‘Lucy, the Pea, and the Shaggy Dog Tree’, which references ‘The Princess and the Pea’ feels slighter. Mind you (SPOILER ALERT), when I discovered at the end that the Pasifika princess of the title, who is hounded by paparazzi, is named ‘Teuila’, I gasped. Sometimes it’s hard to know if you’re reading in too much – but is this an oblique, perhaps adults-only reference to the media storms around Teuila Blakely? If so, I couldn’t agree more: Blakely, transparent and firm in who she is, is a Real Princess.
Tui Street was published after winning the 2016 Tom Fitzgibbon Award, but it began life as Kayes’ Master’s thesis at the AUT Centre of Creative Writing. A lot of solid academic research into folklore has gone into this book, helping to make it a rich read. To my delight, I found that Kayes’ exegesis for the thesis is still online. Want to get geeky? I recommend it.
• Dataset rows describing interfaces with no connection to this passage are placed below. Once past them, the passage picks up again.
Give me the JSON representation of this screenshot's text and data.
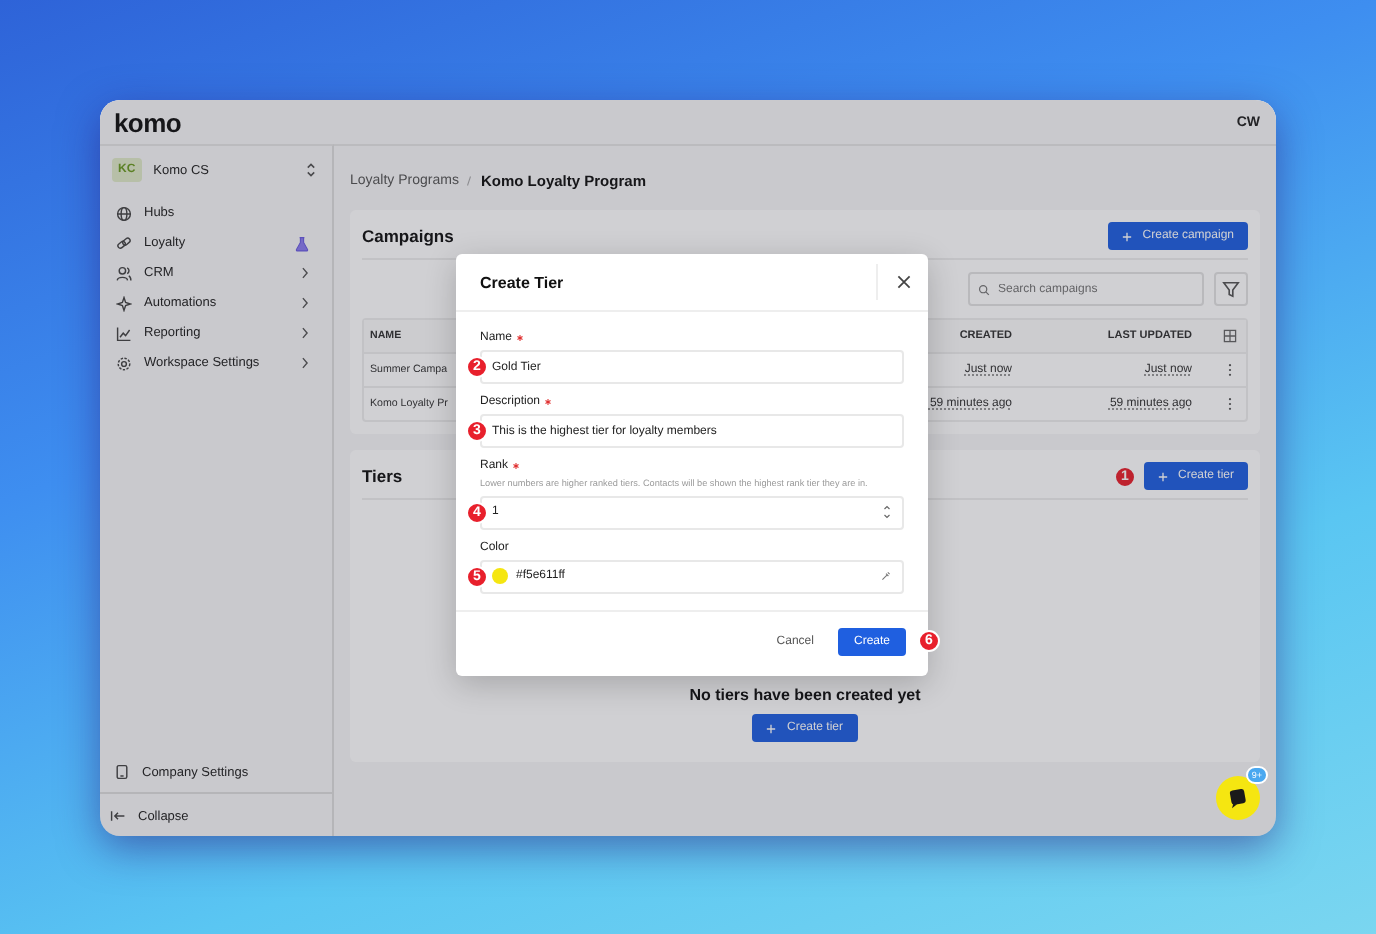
{
  "topbar": {
    "logo": "komo",
    "user_initials": "CW"
  },
  "workspace": {
    "initials": "KC",
    "name": "Komo CS"
  },
  "sidebar": {
    "items": [
      {
        "label": "Hubs",
        "kind": "globe",
        "has_submenu": false,
        "beta": false
      },
      {
        "label": "Loyalty",
        "kind": "link",
        "has_submenu": false,
        "beta": true
      },
      {
        "label": "CRM",
        "kind": "users",
        "has_submenu": true,
        "beta": false
      },
      {
        "label": "Automations",
        "kind": "sparkle",
        "has_submenu": true,
        "beta": false
      },
      {
        "label": "Reporting",
        "kind": "chart",
        "has_submenu": true,
        "beta": false
      },
      {
        "label": "Workspace Settings",
        "kind": "gear",
        "has_submenu": true,
        "beta": false
      }
    ],
    "footer": {
      "settings": "Company Settings",
      "collapse": "Collapse"
    }
  },
  "breadcrumb": {
    "parent": "Loyalty Programs",
    "current": "Komo Loyalty Program"
  },
  "campaigns": {
    "title": "Campaigns",
    "create_button": "Create campaign",
    "search": {
      "placeholder": "Search campaigns"
    },
    "columns": [
      "NAME",
      "CREATED",
      "LAST UPDATED"
    ],
    "rows": [
      {
        "name": "Summer Campa",
        "created": "Just now",
        "updated": "Just now"
      },
      {
        "name": "Komo Loyalty Pr",
        "created": "59 minutes ago",
        "updated": "59 minutes ago"
      }
    ]
  },
  "tiers": {
    "title": "Tiers",
    "marker": "1",
    "create_button": "Create tier",
    "empty_text": "No tiers have been created yet",
    "empty_button": "Create tier"
  },
  "modal": {
    "title": "Create Tier",
    "fields": [
      {
        "kind": "text",
        "label": "Name",
        "required": true,
        "value": "Gold Tier",
        "marker": "2"
      },
      {
        "kind": "text",
        "label": "Description",
        "required": true,
        "value": "This is the highest tier for loyalty members",
        "marker": "3"
      },
      {
        "kind": "number",
        "label": "Rank",
        "required": true,
        "hint": "Lower numbers are higher ranked tiers. Contacts will be shown the highest rank tier they are in.",
        "value": "1",
        "marker": "4"
      },
      {
        "kind": "color",
        "label": "Color",
        "required": false,
        "value": "#f5e611ff",
        "color": "#f5e611",
        "marker": "5"
      }
    ],
    "cancel": "Cancel",
    "submit": "Create",
    "submit_marker": "6"
  },
  "help": {
    "badge": "9+"
  }
}
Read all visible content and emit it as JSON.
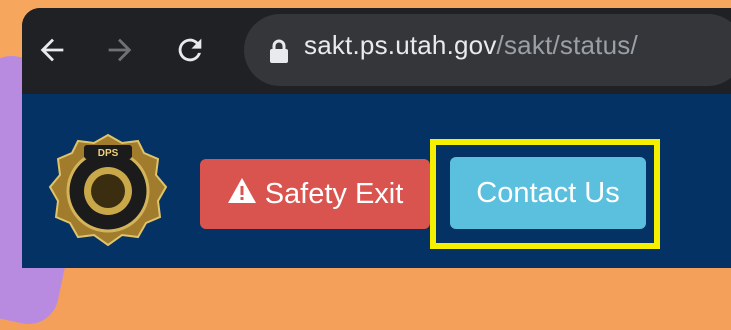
{
  "browser": {
    "url_domain": "sakt.ps.utah.gov",
    "url_path": "/sakt/status/",
    "icons": [
      "back-arrow-icon",
      "forward-arrow-icon",
      "reload-icon",
      "lock-icon"
    ]
  },
  "header": {
    "logo_icon": "utah-dps-badge-icon",
    "logo_text": "DPS UTAH DEPARTMENT OF PUBLIC SAFETY",
    "safety_exit_label": "Safety Exit",
    "safety_exit_icon": "warning-triangle-icon",
    "contact_label": "Contact Us"
  },
  "colors": {
    "header_bg": "#053265",
    "safety_exit": "#d9534f",
    "contact": "#5bc0de",
    "highlight": "#f6ef00"
  }
}
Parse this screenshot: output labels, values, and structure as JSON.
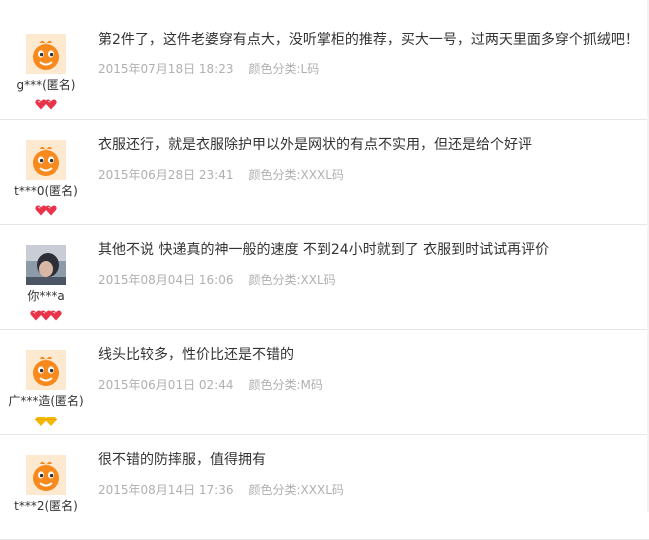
{
  "reviews": [
    {
      "username": "g***(匿名)",
      "content": "第2件了，这件老婆穿有点大，没听掌柜的推荐，买大一号，过两天里面多穿个抓绒吧！",
      "date": "2015年07月18日 18:23",
      "spec": "颜色分类:L码",
      "avatar": "taobao-mascot-avatar",
      "badge_type": "red-heart",
      "badge_count": 2
    },
    {
      "username": "t***0(匿名)",
      "content": "衣服还行，就是衣服除护甲以外是网状的有点不实用，但还是给个好评",
      "date": "2015年06月28日 23:41",
      "spec": "颜色分类:XXXL码",
      "avatar": "taobao-mascot-avatar",
      "badge_type": "red-heart",
      "badge_count": 2
    },
    {
      "username": "你***a",
      "content": "其他不说 快递真的神一般的速度 不到24小时就到了 衣服到时试试再评价",
      "date": "2015年08月04日 16:06",
      "spec": "颜色分类:XXL码",
      "avatar": "user-photo-avatar",
      "badge_type": "red-heart",
      "badge_count": 3
    },
    {
      "username": "广***造(匿名)",
      "content": "线头比较多，性价比还是不错的",
      "date": "2015年06月01日 02:44",
      "spec": "颜色分类:M码",
      "avatar": "taobao-mascot-avatar",
      "badge_type": "yellow-diamond",
      "badge_count": 2
    },
    {
      "username": "t***2(匿名)",
      "content": "很不错的防摔服，值得拥有",
      "date": "2015年08月14日 17:36",
      "spec": "颜色分类:XXXL码",
      "avatar": "taobao-mascot-avatar",
      "badge_type": "red-heart",
      "badge_count": 0
    }
  ],
  "colors": {
    "text": "#333333",
    "meta": "#b0b0b0",
    "divider": "#e6e6e6",
    "mascot_orange": "#f7891d",
    "heart_red": "#e8334a",
    "diamond_yellow": "#f5b800"
  }
}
Reading the exegesis alongside the book opens up many possible discussions, but here are just a few points that struck me.
Kaye sets out to, and succeeds in introducing to her stories ‘socio-political and moral messages around gender, the environment and bi- and multi-culturalism’. I did wonder why, though, with these stated aims, there was no subversion of the European fairytale’s traditional heteronormativity.
I also found that the final tale, ‘The Seven at the Bottom of the Street’, referencing Snow White, unsettled me. Here, instead of seven dwarves, there are seven people who use wheelchairs. What made me uncomfortable was that in familiar versions of Snow White, the seven dwarves are somewhat sub-human characters. They either lack any individuation, like a chorus line, or are childlike and provide comic relief.
Kayes does subvert this to some extent. One of the Seven, Jason, is at least as three-dimensional as many of the other secondary characters in the book. Nonetheless it doesn’t feel, to me, like enough to wash away the taste of the analogy. The Seven feel othered.
In a few parts of the book, Kayes moves from the point of view of the central characters – the children in the street – into the minds of secondary characters. Perhaps doing this with Jason, for example, might have helped, at least somewhat, to remove the sense of othering? I’m not sure. There’s more to be said about this, and I’d be interested to be disagreed with.
Kayes also says in her exegesis that an important aim was to explore power relations between adults and children, subverting their oppressive depiction in fairytales to give children a sense of hope.I found the relationships between adults and children in these stories gripping in their emotional truth, and Kayes stays on the side of the children throughout. When they were suffering from an adult’s unreasonableness, I felt angry and frustrated for them. When they won a battle against an unreasonable adult, I cheered. And when they found safe haven with a kindly adult, I cheered some more.
Sadly, I ran out of time to read this book aloud to Noah, but last I heard he was reading it avidly to himself, as riveted as I was.
Maybe the cat will be in luck, too.
Dinosaur Trouble #1: The Great Egg Stink
By Kyle Mewburn
Illustrated by Donovan Bixley
Published by Scholastic New Zealand
HELPER AND HELPER
By Joy Cowley
Illustrated by Gavin Bishop
Published by Gecko Press
Tui Street Tales
By Anne Kayes
Published by Scholastic New Zealand
Johanna Knox is resurrecting her carnivorous-plant mystery series, The Fly Papers, in the second half of 2017. Plants are a recurring theme in her work: She wrote the popular New Zealand foraging guide A Forager's Treasury, and was the editor of Forest & Bird's magazine for children, Wild Things, from 2013 to 2016.
She teaches Writing for Children online at Whitireia, and this year will be guest-editing Whitireia's literary journal, 4th Floor.
She thinks the greatest parable for our times is Maurice Sendak's Pierre, so she's thrilled to be writing a big, beautiful book for David Bateman Publishers, that will be out in time for Christmas, full of interviews with New Zealanders who care.